*** Data for the task Section Begins ***

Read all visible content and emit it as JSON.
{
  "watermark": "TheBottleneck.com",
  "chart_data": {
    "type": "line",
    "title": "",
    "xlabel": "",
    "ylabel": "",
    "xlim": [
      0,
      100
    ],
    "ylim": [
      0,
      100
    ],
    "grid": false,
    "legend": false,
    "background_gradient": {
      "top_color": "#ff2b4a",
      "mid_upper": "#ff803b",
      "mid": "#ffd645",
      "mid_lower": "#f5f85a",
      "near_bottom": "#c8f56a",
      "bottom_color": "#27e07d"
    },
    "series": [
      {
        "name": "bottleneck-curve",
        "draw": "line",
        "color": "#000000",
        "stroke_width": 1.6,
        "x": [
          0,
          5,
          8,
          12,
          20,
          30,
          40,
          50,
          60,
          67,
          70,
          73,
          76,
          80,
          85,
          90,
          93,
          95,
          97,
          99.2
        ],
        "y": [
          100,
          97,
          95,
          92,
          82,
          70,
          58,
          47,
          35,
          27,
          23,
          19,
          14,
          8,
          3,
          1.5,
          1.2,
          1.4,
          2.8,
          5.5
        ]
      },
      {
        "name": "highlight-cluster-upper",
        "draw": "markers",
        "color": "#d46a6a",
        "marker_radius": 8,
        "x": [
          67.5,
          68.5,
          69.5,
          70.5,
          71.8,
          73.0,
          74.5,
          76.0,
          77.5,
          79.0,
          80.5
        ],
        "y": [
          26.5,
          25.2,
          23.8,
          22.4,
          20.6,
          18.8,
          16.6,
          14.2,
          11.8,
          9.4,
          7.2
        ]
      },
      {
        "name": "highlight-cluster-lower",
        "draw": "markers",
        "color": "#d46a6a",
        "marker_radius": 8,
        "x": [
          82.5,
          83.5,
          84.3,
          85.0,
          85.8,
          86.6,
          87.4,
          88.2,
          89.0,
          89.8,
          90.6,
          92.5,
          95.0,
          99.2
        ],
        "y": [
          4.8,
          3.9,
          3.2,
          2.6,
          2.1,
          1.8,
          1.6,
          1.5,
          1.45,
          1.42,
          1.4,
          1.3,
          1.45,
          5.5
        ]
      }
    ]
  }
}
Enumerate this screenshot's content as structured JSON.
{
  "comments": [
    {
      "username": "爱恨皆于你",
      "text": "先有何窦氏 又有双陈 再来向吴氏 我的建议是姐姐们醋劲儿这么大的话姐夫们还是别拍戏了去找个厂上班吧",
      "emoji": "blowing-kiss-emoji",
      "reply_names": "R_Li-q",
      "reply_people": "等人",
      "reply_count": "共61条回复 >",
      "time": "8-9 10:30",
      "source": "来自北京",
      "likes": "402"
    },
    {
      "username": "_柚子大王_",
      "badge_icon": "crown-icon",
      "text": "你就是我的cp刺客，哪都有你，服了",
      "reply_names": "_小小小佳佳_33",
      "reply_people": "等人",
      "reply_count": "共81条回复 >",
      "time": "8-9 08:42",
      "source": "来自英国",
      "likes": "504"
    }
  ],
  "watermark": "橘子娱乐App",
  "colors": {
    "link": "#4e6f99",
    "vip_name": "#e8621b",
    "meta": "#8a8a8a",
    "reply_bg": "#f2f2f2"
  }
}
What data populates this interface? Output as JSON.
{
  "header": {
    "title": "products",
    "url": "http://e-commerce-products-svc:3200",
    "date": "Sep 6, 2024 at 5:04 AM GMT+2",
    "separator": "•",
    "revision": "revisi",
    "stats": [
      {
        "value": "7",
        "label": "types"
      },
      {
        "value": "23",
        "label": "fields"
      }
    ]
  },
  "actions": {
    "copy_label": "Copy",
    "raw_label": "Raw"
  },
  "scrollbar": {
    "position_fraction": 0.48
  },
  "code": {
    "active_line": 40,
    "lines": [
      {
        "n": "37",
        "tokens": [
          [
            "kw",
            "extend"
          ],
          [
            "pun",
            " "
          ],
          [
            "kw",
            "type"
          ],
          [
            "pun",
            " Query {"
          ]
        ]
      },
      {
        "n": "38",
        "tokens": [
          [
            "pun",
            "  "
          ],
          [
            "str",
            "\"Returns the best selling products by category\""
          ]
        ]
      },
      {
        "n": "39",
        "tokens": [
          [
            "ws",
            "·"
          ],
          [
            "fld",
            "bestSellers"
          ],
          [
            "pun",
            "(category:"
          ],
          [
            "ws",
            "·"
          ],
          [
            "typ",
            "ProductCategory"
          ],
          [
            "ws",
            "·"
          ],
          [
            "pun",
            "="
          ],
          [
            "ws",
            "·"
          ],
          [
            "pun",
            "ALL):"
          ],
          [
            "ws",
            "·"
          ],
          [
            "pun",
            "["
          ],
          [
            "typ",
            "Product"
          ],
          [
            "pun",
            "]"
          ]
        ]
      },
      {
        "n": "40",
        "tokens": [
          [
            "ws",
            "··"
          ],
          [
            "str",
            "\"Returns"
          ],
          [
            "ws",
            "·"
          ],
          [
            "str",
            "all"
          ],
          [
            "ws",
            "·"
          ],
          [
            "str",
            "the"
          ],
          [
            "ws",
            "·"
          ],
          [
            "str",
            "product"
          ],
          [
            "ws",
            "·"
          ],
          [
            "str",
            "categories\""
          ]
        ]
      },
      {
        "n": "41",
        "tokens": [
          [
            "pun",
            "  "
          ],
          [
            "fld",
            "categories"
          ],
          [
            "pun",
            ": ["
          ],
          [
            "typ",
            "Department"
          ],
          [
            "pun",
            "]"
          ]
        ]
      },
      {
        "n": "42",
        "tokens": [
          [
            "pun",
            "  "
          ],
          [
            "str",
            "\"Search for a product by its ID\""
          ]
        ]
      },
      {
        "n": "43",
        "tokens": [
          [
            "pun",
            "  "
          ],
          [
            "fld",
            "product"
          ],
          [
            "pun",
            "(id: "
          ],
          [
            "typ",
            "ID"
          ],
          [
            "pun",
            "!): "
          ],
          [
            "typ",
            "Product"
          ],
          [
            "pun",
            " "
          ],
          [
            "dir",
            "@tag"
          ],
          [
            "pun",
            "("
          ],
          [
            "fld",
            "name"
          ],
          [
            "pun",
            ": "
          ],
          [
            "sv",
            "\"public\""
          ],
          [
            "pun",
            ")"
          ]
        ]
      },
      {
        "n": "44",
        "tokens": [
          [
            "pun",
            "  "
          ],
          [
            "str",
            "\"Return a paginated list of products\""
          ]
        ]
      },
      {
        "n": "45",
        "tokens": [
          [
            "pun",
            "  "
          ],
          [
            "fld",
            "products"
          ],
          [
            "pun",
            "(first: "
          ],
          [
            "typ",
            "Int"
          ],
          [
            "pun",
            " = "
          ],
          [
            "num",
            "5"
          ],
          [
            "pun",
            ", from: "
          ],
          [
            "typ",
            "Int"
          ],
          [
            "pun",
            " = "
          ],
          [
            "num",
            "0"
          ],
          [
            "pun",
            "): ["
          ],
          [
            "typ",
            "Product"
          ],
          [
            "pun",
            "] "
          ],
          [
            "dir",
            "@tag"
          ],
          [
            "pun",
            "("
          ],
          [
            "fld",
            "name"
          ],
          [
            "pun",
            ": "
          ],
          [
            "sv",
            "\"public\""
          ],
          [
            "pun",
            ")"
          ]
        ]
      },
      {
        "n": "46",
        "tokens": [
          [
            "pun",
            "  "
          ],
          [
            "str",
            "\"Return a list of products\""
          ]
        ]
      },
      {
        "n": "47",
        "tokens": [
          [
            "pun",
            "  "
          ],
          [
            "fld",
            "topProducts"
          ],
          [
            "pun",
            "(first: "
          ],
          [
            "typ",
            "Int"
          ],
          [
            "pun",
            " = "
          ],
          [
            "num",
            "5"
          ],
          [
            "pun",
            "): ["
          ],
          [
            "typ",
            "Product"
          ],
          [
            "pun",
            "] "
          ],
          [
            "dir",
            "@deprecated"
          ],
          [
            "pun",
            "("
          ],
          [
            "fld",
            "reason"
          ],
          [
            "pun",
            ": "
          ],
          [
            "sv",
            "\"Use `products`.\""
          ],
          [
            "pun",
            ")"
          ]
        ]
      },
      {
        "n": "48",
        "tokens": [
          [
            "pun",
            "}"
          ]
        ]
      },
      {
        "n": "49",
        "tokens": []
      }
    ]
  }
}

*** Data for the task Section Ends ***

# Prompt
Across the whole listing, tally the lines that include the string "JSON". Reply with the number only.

# Finished exercise
3